My favourite shows in the last two years? Easy
- Neil Young and Crazy Horse
- Garbage at Brixton
- Van Morrison
- John Grant at the Apollo
- The Stones at the 02
- Bryan Ferry at the Albert Hall
I hate musicals. The fake emotion. The clumsy speaking songs. The corny dance routines. The ticket prices.
Best night out at the theatre this year? Billy Elliot the musical by far.
I went to the Festival Hall this week to witness a friend singing Haydn’s Creation. Trafalgar Orchestra and Bach Choir.
The orchestra were a complete shambles. The strings were weedy and rushed. The brass was so far ahead they were almost in the previous bar half the time. The conductor appeared to have lost control within ten minutes and was herding cats the rest of the time. As for the choir? The trebles and altos were very good. The tenors were weak as every tenor section in every amateur tenor choir outside of Russia are weak. Mournful and flat.

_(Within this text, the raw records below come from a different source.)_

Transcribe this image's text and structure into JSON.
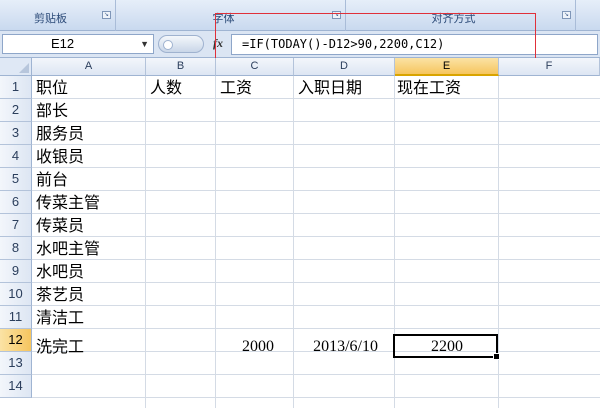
{
  "ribbon": {
    "groups": [
      "剪贴板",
      "字体",
      "对齐方式"
    ]
  },
  "formula_bar": {
    "name_box": "E12",
    "fx_label": "fx",
    "formula": "=IF(TODAY()-D12>90,2200,C12)"
  },
  "grid": {
    "columns": [
      "A",
      "B",
      "C",
      "D",
      "E",
      "F"
    ],
    "selected_column": "E",
    "rows": [
      "1",
      "2",
      "3",
      "4",
      "5",
      "6",
      "7",
      "8",
      "9",
      "10",
      "11",
      "12",
      "13",
      "14"
    ],
    "selected_row": "12",
    "headers": {
      "A": "职位",
      "B": "人数",
      "C": "工资",
      "D": "入职日期",
      "E": "现在工资"
    },
    "positions": [
      "部长",
      "服务员",
      "收银员",
      "前台",
      "传菜主管",
      "传菜员",
      "水吧主管",
      "水吧员",
      "茶艺员",
      "清洁工",
      "洗完工"
    ],
    "row12": {
      "salary": "2000",
      "hire_date": "2013/6/10",
      "current_salary": "2200"
    }
  },
  "colors": {
    "annotation_box": "#e0303a",
    "selected_header": "#f6c55f"
  }
}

The soloists were amusing apart from the screeching soprano – as usual you couldn’t understand a word she sang and she wobbled and warbled as though she was tied to a spin dryer [younger readers ask mum what a spin dryer was].
The Requiem is a truly great masterpiece of the late 18th century. Enjoying it with 2,000 other people is how it was intended. Not sitting alone in front of speakers. You don’t get a hard on that way.
I loved it.
Quincy Jones, the great US producer of Thriller said to me ‘how can you work with the singers you work with? They all sing out of tune’.
It’s hard to just stand there and tell Quincy he’s talking bollocks. Especially when he isn’t talking bolloks. Most of the singers I worked with and work with sing out of tune…and I don’t put a gizmo on them to tune the vocals afterwards.
But here are a few other singers who never sang in tune but who kind of did ok Quincy: Frank Sinatra, Billie Holiday, Lou Reed, Mick Jagger, Leonard Cohen, Bob Dylan, Jimi Hendrix, Kurt Cobain, John Lennon, Bryan Ferry, Tom Waits, Roger Waters, Bruce Springsteen, Eric Clapton.
And just think how good they all were at a live show.
What’s all this rambling about? It’s about music not being perfect. It’s about musicians and artists being human; being flawed; it’s about the great truth that only the mediocre are always at their best…and it’s about the great truth that even a so so live music show is better than records, better than sitting at home, better than sex [well, better than sex with me anyway].
I was thinking this morning about how the Sade band … er … banned me from going backstage after gigs. I used to wander into the dressing room within 5 minutes “Smooth Operator was too fast again; we need to extend the end of Hang On To Your Love, Your Love Is King sounds boring and you can’t hear the horns … “and so on. That’s me all over. My daughter said to me many years ago “dad, it’s a good job you can’t see people’s faces half the time you know.”What I clearly forgot to say was the truth of the matter “fantastic guys I really really enjoyed that show. Loved it.so did the audience. Brilliant.well done”
I haven’t learned anything. This week at The Requiem my friend came to the seat straight after. Maybe if she’d said “did you enjoy yourself Robin?” I’d have said the right things…but I fear she said something like “what did you think?” clearly fatal. I told her what I thought. I got a lift home. That was kind. I sat in silence reflecting on how little I’ve learned, while my friend and the other occupants of the car talked of other things, trying to forget the forensic deconstruction and destruction I had performed on their hard night’s work. HO hum.